Unstructured data has many formats. These formats are inconsistent. Compared to structured data, unstructured data is much less organized. Having data available across a hybrid environment may make it difficult to track your data. And if keeping track of data becomes a challenge, access rules to said data become a challenge as well.
Dissecting the great volumes of an organization’s unstructured data is sure to uncover that not all the available data has value or provides useful insights. For example, take an organization’s memos or surveys. They may prove hard to discard because they may contain sensitive information while providing no actual value. Maintaining such data in a hybrid cloud environment proves to be demanding.
Cost, cost, cost

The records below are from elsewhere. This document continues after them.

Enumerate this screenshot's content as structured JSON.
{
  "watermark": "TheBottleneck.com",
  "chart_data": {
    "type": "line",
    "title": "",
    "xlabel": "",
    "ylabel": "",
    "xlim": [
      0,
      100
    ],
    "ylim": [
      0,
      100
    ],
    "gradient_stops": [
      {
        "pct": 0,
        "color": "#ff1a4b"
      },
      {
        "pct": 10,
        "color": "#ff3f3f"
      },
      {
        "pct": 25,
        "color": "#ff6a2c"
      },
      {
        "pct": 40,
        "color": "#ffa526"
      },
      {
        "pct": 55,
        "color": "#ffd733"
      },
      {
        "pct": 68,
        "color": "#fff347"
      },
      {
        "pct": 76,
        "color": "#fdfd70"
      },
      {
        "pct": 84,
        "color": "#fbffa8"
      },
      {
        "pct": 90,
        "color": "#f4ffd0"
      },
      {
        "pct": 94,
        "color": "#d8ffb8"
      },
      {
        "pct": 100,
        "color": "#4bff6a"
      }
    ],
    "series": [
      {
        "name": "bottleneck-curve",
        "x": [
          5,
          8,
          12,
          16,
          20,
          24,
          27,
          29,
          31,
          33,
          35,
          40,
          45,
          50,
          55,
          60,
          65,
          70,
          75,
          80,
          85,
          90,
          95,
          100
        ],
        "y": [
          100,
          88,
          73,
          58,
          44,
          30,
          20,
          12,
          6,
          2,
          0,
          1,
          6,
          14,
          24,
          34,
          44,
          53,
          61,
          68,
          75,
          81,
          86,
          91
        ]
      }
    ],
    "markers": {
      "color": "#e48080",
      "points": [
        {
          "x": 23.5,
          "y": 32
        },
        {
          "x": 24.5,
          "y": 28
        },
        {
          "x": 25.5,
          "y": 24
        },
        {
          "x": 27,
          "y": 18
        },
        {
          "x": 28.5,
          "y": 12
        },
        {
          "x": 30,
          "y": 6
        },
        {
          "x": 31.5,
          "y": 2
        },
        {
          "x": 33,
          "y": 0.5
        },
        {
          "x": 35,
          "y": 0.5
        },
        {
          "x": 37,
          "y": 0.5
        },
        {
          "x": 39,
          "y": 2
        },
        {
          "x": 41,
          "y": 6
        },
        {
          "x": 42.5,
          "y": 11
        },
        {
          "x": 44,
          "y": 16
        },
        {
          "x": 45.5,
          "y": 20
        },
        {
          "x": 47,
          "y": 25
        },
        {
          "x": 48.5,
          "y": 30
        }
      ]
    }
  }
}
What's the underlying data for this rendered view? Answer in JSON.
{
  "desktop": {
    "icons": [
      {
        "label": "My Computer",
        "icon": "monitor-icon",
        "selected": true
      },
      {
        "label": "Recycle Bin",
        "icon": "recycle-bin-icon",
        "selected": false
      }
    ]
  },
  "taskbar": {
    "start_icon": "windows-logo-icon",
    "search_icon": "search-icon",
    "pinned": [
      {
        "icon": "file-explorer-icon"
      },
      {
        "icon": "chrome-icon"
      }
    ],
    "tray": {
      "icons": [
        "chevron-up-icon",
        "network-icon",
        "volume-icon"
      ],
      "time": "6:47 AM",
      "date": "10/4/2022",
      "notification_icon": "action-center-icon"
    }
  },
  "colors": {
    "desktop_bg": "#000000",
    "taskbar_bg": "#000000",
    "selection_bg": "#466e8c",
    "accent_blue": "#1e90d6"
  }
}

Normally, the more data you may have moving within a hybrid environment, the higher the costs of cloud computing. Now factor in unstructured data in such a distributed environment. The nature of the data itself may make it difficult to lower the frequency of movement of data. As such, costs may easily get bloated.
The speed at which data is transferred has implications for performance, especially when dealing with massive volumes and different formats of data. Transfer over the internet often introduces degrees of latency. Furthermore, the compatibility of different cloud setups has a telling impact on performance. Incompatibility may lead to delays and downtime. This is particularly sensitive in the context of honoring service-level agreements.
The Best of Both Worlds
Organizations will continue to use on-premise infrastructure for the foreseeable future. Public cloud infrastructures cannot yet accommodate all workload environments. Organizations will continue to find on-premises infrastructure fitting to handle their security, compliance, and regulatory needs.
However, this does not mean that organizations will ignore the public cloud. We are all transitioning to a post-pandemic world. Public cloud infrastructures have leveraged their resources to offer flexibility and openness to meet the unpredictable data needs of enterprises. Furthermore, enterprises are learning what work to automate and what to assign to humans.
In addition, the public cloud allows organizations to leverage analytics resources. Enterprises need to derive actionable insights from their data to avoid running the risk of falling behind rivals. As such, we can expect continued adoption of hybrid architectures to enjoy the best of both worlds.